• _Work task_
The lines to copy are those in the records below that hold the word "JSON".

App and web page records
★ ★ ★

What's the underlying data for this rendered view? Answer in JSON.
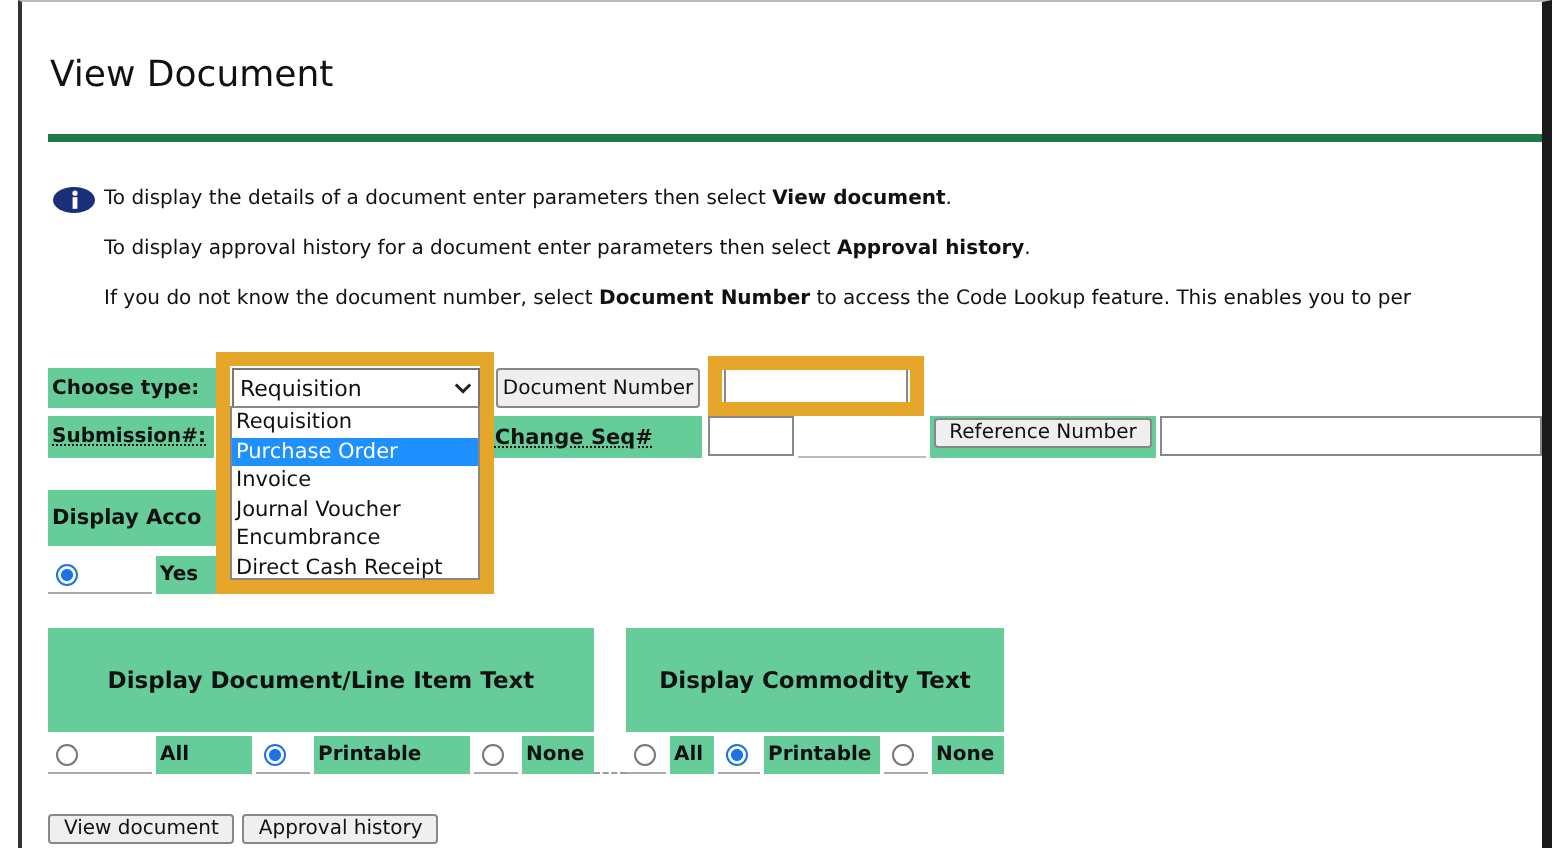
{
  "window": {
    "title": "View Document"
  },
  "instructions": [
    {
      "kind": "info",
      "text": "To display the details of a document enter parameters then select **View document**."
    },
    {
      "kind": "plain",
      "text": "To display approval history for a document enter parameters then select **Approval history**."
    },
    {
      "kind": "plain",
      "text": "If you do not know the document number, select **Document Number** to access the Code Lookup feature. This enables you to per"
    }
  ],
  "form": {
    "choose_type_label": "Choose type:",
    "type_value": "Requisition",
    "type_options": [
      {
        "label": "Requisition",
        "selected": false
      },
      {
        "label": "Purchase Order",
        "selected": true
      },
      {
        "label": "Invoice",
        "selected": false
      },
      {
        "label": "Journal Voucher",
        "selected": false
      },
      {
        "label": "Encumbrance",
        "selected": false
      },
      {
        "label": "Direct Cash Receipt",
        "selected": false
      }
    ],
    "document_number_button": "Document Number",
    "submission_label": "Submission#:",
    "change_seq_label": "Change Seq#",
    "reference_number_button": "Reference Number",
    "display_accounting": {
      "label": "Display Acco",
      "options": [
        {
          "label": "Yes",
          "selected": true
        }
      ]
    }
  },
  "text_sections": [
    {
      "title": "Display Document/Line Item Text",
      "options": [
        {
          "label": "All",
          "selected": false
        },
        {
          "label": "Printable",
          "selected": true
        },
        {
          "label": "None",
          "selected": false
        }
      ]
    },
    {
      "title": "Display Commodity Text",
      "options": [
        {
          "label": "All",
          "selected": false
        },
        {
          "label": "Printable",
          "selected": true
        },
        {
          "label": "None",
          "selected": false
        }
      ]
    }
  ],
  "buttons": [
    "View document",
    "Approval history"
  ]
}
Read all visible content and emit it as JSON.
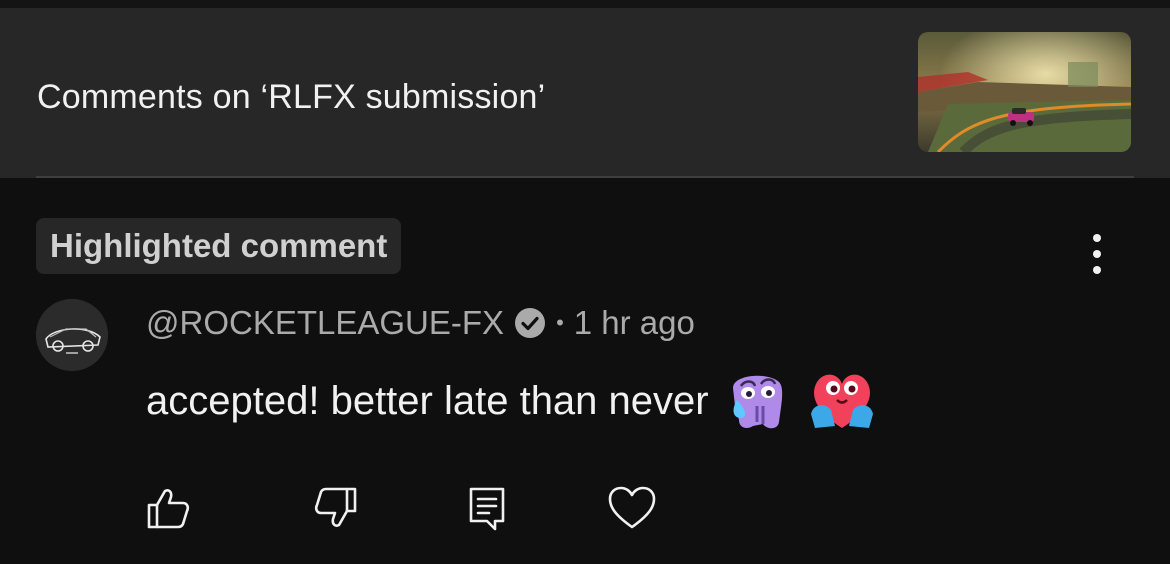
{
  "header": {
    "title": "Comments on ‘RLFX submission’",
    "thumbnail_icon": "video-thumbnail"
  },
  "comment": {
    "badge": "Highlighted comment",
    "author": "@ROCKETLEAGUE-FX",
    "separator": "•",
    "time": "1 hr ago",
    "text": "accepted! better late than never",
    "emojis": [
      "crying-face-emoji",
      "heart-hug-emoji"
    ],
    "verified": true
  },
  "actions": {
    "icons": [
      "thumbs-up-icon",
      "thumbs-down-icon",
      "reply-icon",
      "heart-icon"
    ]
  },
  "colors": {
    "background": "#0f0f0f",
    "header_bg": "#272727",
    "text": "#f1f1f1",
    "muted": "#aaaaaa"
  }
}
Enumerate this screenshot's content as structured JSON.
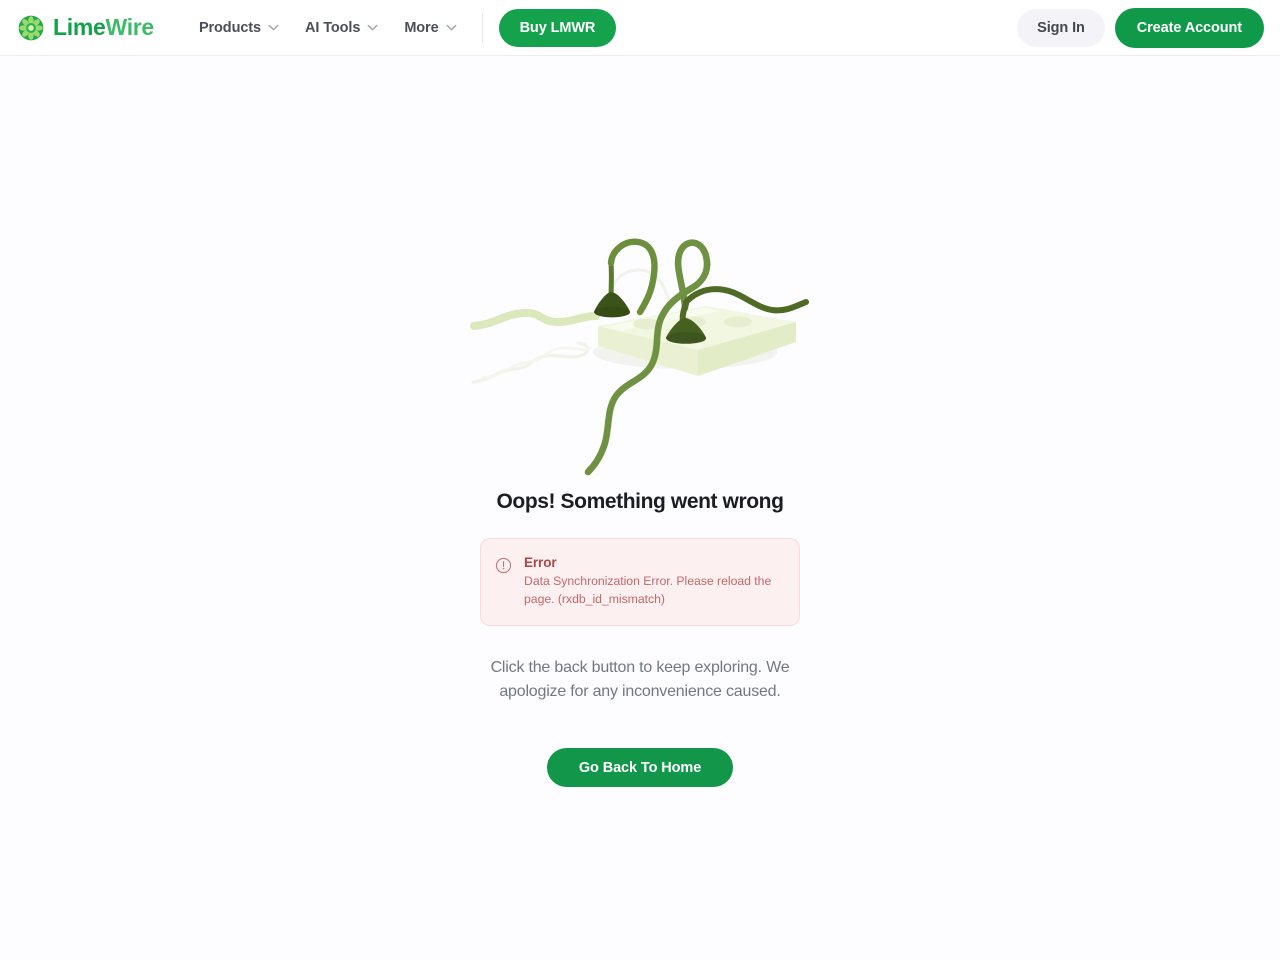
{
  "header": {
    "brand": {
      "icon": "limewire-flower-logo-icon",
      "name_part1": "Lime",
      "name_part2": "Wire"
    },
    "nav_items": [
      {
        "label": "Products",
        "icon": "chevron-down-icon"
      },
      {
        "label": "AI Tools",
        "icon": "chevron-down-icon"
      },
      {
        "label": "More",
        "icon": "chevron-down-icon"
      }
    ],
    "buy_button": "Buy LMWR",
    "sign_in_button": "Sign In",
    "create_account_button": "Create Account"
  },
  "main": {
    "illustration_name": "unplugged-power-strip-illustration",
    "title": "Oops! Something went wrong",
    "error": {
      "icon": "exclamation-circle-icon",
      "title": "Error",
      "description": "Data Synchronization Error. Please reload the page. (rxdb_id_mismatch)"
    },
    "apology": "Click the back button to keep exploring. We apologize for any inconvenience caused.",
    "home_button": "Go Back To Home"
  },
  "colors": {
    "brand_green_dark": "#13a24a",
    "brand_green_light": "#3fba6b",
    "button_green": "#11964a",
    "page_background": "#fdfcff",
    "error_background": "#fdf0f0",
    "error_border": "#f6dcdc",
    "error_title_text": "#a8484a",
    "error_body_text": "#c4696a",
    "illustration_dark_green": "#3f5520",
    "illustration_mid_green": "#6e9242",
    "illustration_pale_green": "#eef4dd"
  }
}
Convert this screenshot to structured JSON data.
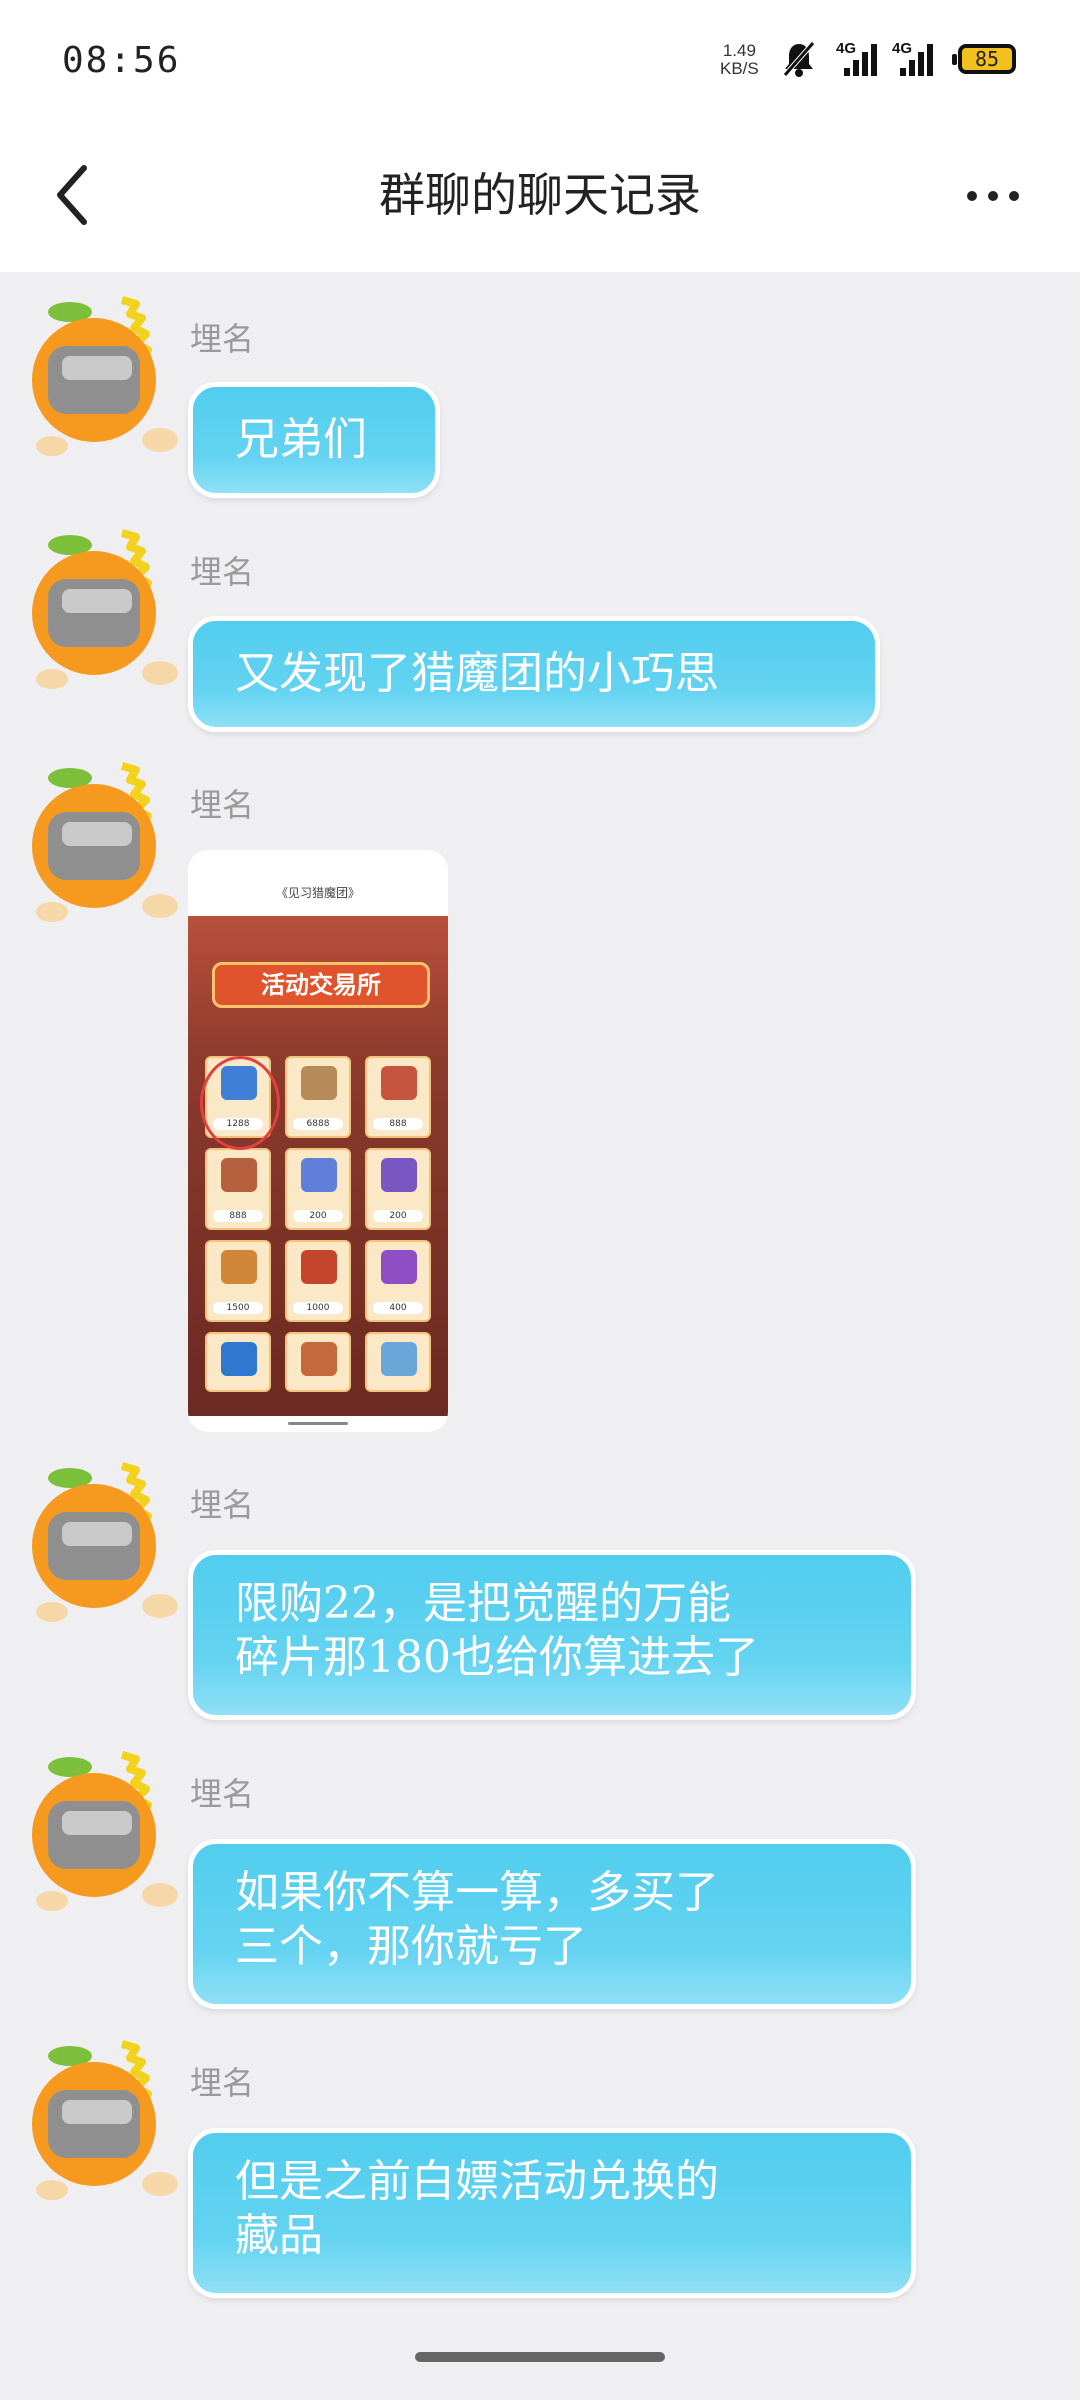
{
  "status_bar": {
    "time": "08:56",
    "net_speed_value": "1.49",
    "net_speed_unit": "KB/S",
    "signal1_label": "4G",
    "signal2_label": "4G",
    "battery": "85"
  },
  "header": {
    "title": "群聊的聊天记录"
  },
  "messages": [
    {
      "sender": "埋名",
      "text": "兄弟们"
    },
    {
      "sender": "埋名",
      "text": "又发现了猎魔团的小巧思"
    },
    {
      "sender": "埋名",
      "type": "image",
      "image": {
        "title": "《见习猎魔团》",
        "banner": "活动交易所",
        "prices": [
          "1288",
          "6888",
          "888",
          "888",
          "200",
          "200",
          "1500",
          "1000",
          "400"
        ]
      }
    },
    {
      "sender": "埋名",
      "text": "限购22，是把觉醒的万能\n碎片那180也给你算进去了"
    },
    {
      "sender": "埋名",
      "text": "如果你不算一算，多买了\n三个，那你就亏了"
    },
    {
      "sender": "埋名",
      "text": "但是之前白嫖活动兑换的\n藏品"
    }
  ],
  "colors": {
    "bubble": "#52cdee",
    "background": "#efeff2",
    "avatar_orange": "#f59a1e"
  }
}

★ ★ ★

• _Result of this exercise_
What's the underlying data for this rendered view? Answer in JSON.
Read all visible content and emit it as JSON.
Enumerate this screenshot's content as structured JSON.
Convert this screenshot to structured JSON data.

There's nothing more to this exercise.